Items listed in a dataset:
☆ ☆ ☆ ☆ ☆ ☆ ☆

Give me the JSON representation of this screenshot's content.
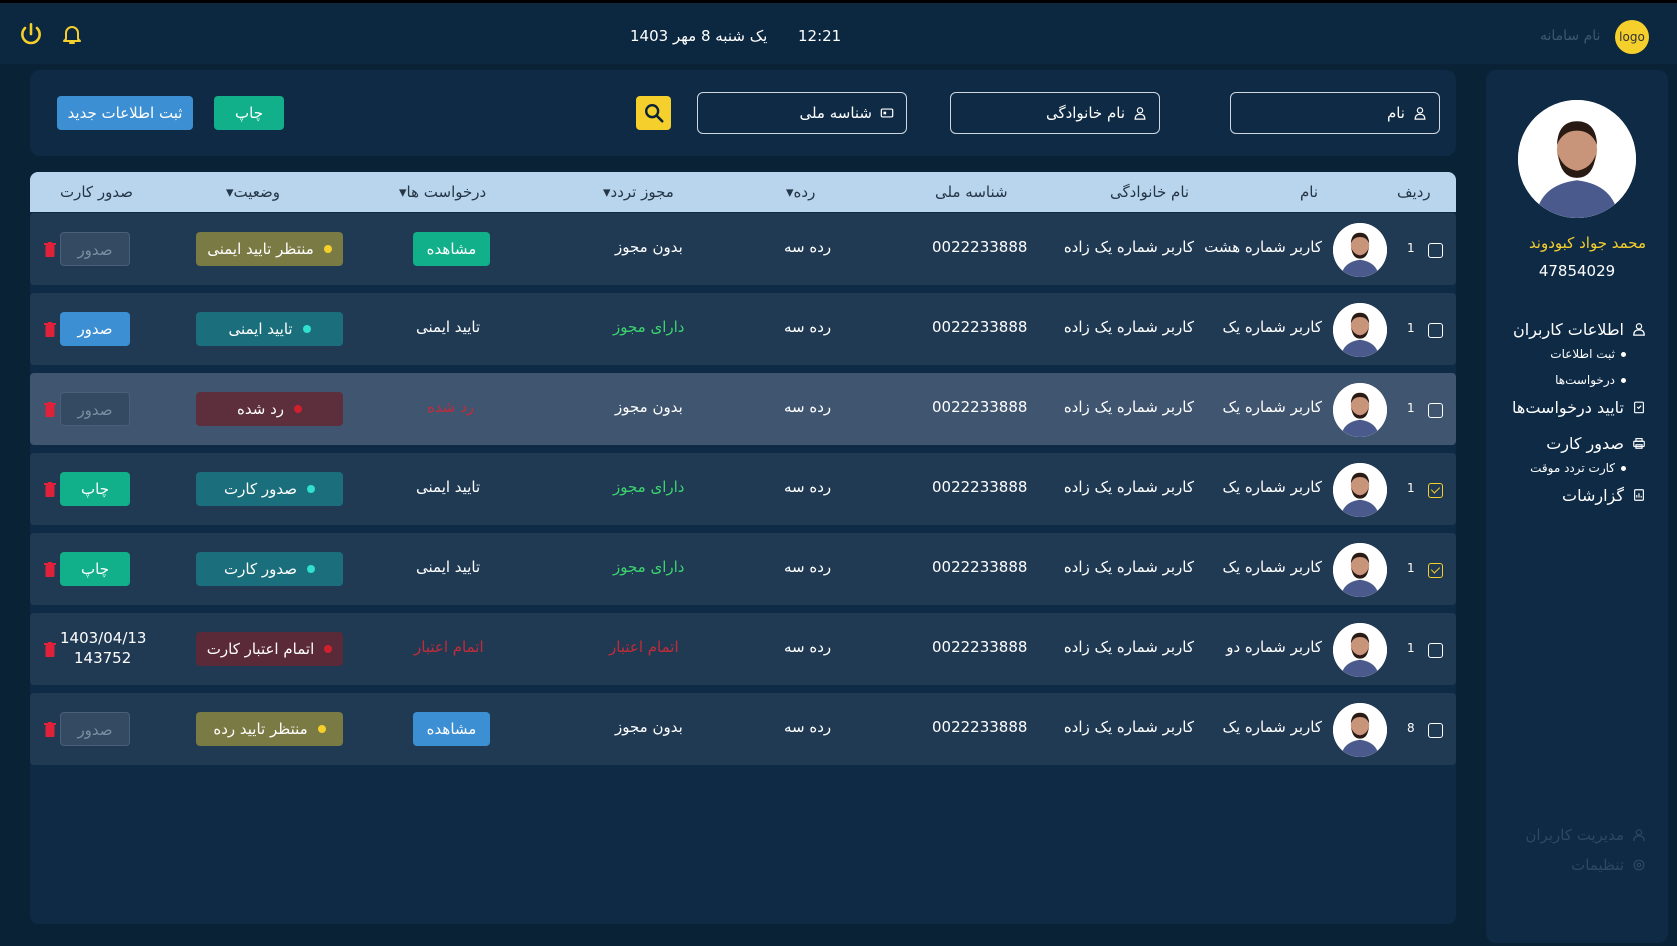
{
  "topbar": {
    "date": "یک شنبه 8 مهر 1403",
    "time": "12:21",
    "logo": "logo",
    "system_name": "نام سامانه",
    "icons": [
      "power-icon",
      "bell-icon"
    ]
  },
  "sidebar": {
    "user_name": "محمد جواد کبودوند",
    "user_id": "47854029",
    "menu": [
      {
        "label": "اطلاعات کاربران",
        "icon": "user-icon"
      },
      {
        "label": "ثبت اطلاعات",
        "sub": true
      },
      {
        "label": "درخواست‌ها",
        "sub": true
      },
      {
        "label": "تایید درخواست‌ها",
        "icon": "clipboard-icon"
      },
      {
        "label": "صدور کارت",
        "icon": "printer-icon"
      },
      {
        "label": "کارت تردد موقت",
        "sub": true
      },
      {
        "label": "گزارشات",
        "icon": "report-icon"
      }
    ],
    "bottom_menu": [
      {
        "label": "مدیریت کاربران",
        "icon": "users-icon"
      },
      {
        "label": "تنظیمات",
        "icon": "settings-icon"
      }
    ]
  },
  "filters": {
    "first_name": "نام",
    "last_name": "نام خانوادگی",
    "national_id": "شناسه ملی",
    "print_label": "چاپ",
    "new_label": "ثبت اطلاعات جدید"
  },
  "table": {
    "headers": {
      "row": "ردیف",
      "name": "نام",
      "family": "نام خانوادگی",
      "nid": "شناسه ملی",
      "level": "رده",
      "permit": "مجوز تردد",
      "requests": "درخواست ها",
      "status": "وضعیت",
      "card": "صدور کارت"
    },
    "rows": [
      {
        "checked": false,
        "num": "1",
        "name": "کاربر شماره هشت",
        "family": "کاربر شماره یک زاده",
        "nid": "0022233888",
        "level": "رده سه",
        "permit": "بدون مجوز",
        "request": "مشاهده",
        "status": "منتظر تایید ایمنی",
        "card": "صدور"
      },
      {
        "checked": false,
        "num": "1",
        "name": "کاربر شماره یک",
        "family": "کاربر شماره یک زاده",
        "nid": "0022233888",
        "level": "رده سه",
        "permit": "دارای مجوز",
        "request": "تایید ایمنی",
        "status": "تایید ایمنی",
        "card": "صدور"
      },
      {
        "checked": false,
        "num": "1",
        "name": "کاربر شماره یک",
        "family": "کاربر شماره یک زاده",
        "nid": "0022233888",
        "level": "رده سه",
        "permit": "بدون مجوز",
        "request": "رد شده",
        "status": "رد شده",
        "card": "صدور"
      },
      {
        "checked": true,
        "num": "1",
        "name": "کاربر شماره یک",
        "family": "کاربر شماره یک زاده",
        "nid": "0022233888",
        "level": "رده سه",
        "permit": "دارای مجوز",
        "request": "تایید ایمنی",
        "status": "صدور کارت",
        "card": "چاپ"
      },
      {
        "checked": true,
        "num": "1",
        "name": "کاربر شماره یک",
        "family": "کاربر شماره یک زاده",
        "nid": "0022233888",
        "level": "رده سه",
        "permit": "دارای مجوز",
        "request": "تایید ایمنی",
        "status": "صدور کارت",
        "card": "چاپ"
      },
      {
        "checked": false,
        "num": "1",
        "name": "کاربر شماره دو",
        "family": "کاربر شماره یک زاده",
        "nid": "0022233888",
        "level": "رده سه",
        "permit": "اتمام اعتبار",
        "request": "اتمام اعتبار",
        "status": "اتمام اعتبار کارت",
        "card_date": "1403/04/13",
        "card_no": "143752"
      },
      {
        "checked": false,
        "num": "8",
        "name": "کاربر شماره یک",
        "family": "کاربر شماره یک زاده",
        "nid": "0022233888",
        "level": "رده سه",
        "permit": "بدون مجوز",
        "request": "مشاهده",
        "status": "منتظر تایید رده",
        "card": "صدور"
      }
    ]
  },
  "colors": {
    "accent_yellow": "#f5cf2c",
    "teal": "#11b08a",
    "blue": "#3d8fd3",
    "green_text": "#3ad36e",
    "red_text": "#c42b38"
  }
}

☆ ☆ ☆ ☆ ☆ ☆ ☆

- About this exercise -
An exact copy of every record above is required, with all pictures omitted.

- Task solution -
Give me the JSON representation of this screenshot's content.
{
  "topbar": {
    "date": "یک شنبه 8 مهر 1403",
    "time": "12:21",
    "logo": "logo",
    "system_name": "نام سامانه",
    "icons": [
      "power-icon",
      "bell-icon"
    ]
  },
  "sidebar": {
    "user_name": "محمد جواد کبودوند",
    "user_id": "47854029",
    "menu": [
      {
        "label": "اطلاعات کاربران",
        "icon": "user-icon"
      },
      {
        "label": "ثبت اطلاعات",
        "sub": true
      },
      {
        "label": "درخواست‌ها",
        "sub": true
      },
      {
        "label": "تایید درخواست‌ها",
        "icon": "clipboard-icon"
      },
      {
        "label": "صدور کارت",
        "icon": "printer-icon"
      },
      {
        "label": "کارت تردد موقت",
        "sub": true
      },
      {
        "label": "گزارشات",
        "icon": "report-icon"
      }
    ],
    "bottom_menu": [
      {
        "label": "مدیریت کاربران",
        "icon": "users-icon"
      },
      {
        "label": "تنظیمات",
        "icon": "settings-icon"
      }
    ]
  },
  "filters": {
    "first_name": "نام",
    "last_name": "نام خانوادگی",
    "national_id": "شناسه ملی",
    "print_label": "چاپ",
    "new_label": "ثبت اطلاعات جدید"
  },
  "table": {
    "headers": {
      "row": "ردیف",
      "name": "نام",
      "family": "نام خانوادگی",
      "nid": "شناسه ملی",
      "level": "رده",
      "permit": "مجوز تردد",
      "requests": "درخواست ها",
      "status": "وضعیت",
      "card": "صدور کارت"
    },
    "rows": [
      {
        "checked": false,
        "num": "1",
        "name": "کاربر شماره هشت",
        "family": "کاربر شماره یک زاده",
        "nid": "0022233888",
        "level": "رده سه",
        "permit": "بدون مجوز",
        "request": "مشاهده",
        "status": "منتظر تایید ایمنی",
        "card": "صدور"
      },
      {
        "checked": false,
        "num": "1",
        "name": "کاربر شماره یک",
        "family": "کاربر شماره یک زاده",
        "nid": "0022233888",
        "level": "رده سه",
        "permit": "دارای مجوز",
        "request": "تایید ایمنی",
        "status": "تایید ایمنی",
        "card": "صدور"
      },
      {
        "checked": false,
        "num": "1",
        "name": "کاربر شماره یک",
        "family": "کاربر شماره یک زاده",
        "nid": "0022233888",
        "level": "رده سه",
        "permit": "بدون مجوز",
        "request": "رد شده",
        "status": "رد شده",
        "card": "صدور"
      },
      {
        "checked": true,
        "num": "1",
        "name": "کاربر شماره یک",
        "family": "کاربر شماره یک زاده",
        "nid": "0022233888",
        "level": "رده سه",
        "permit": "دارای مجوز",
        "request": "تایید ایمنی",
        "status": "صدور کارت",
        "card": "چاپ"
      },
      {
        "checked": true,
        "num": "1",
        "name": "کاربر شماره یک",
        "family": "کاربر شماره یک زاده",
        "nid": "0022233888",
        "level": "رده سه",
        "permit": "دارای مجوز",
        "request": "تایید ایمنی",
        "status": "صدور کارت",
        "card": "چاپ"
      },
      {
        "checked": false,
        "num": "1",
        "name": "کاربر شماره دو",
        "family": "کاربر شماره یک زاده",
        "nid": "0022233888",
        "level": "رده سه",
        "permit": "اتمام اعتبار",
        "request": "اتمام اعتبار",
        "status": "اتمام اعتبار کارت",
        "card_date": "1403/04/13",
        "card_no": "143752"
      },
      {
        "checked": false,
        "num": "8",
        "name": "کاربر شماره یک",
        "family": "کاربر شماره یک زاده",
        "nid": "0022233888",
        "level": "رده سه",
        "permit": "بدون مجوز",
        "request": "مشاهده",
        "status": "منتظر تایید رده",
        "card": "صدور"
      }
    ]
  },
  "colors": {
    "accent_yellow": "#f5cf2c",
    "teal": "#11b08a",
    "blue": "#3d8fd3",
    "green_text": "#3ad36e",
    "red_text": "#c42b38"
  }
}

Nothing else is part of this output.